Read the records beneath this task and copy every line that contains the string "icon".

---------- Material provided ----------

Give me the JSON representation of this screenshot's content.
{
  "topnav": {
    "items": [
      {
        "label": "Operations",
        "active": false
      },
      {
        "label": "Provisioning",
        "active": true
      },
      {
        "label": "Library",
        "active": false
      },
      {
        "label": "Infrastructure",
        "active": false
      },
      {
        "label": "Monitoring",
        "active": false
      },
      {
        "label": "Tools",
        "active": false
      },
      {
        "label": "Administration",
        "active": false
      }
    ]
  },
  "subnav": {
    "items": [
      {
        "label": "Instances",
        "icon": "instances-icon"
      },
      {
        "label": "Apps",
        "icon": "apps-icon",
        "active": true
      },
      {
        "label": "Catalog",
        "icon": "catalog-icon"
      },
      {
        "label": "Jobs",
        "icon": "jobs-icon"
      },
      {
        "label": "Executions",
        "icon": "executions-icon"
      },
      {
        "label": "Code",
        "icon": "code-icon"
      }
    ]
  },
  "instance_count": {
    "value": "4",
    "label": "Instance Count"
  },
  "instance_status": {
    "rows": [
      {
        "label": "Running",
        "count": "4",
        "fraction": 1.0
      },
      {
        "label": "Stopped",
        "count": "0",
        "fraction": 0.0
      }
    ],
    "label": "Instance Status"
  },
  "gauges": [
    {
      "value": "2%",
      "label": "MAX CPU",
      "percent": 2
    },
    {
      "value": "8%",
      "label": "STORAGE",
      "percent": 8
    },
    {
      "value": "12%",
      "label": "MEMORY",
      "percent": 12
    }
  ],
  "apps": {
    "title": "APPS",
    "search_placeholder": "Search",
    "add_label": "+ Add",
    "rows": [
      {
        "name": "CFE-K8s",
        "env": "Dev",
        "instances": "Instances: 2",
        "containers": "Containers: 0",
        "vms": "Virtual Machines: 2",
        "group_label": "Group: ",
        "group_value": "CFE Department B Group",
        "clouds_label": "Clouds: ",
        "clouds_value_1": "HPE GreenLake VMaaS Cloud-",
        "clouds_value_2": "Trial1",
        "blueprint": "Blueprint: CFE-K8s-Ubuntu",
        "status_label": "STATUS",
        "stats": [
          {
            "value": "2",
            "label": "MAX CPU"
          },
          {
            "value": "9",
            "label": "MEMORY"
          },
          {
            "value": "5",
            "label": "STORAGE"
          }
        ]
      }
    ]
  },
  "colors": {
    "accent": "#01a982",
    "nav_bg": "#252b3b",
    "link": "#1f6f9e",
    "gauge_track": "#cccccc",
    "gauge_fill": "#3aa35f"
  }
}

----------

__Answer box__
        "icon": "instances-icon"
        "icon": "apps-icon",
        "icon": "catalog-icon"
        "icon": "jobs-icon"
        "icon": "executions-icon"
        "icon": "code-icon"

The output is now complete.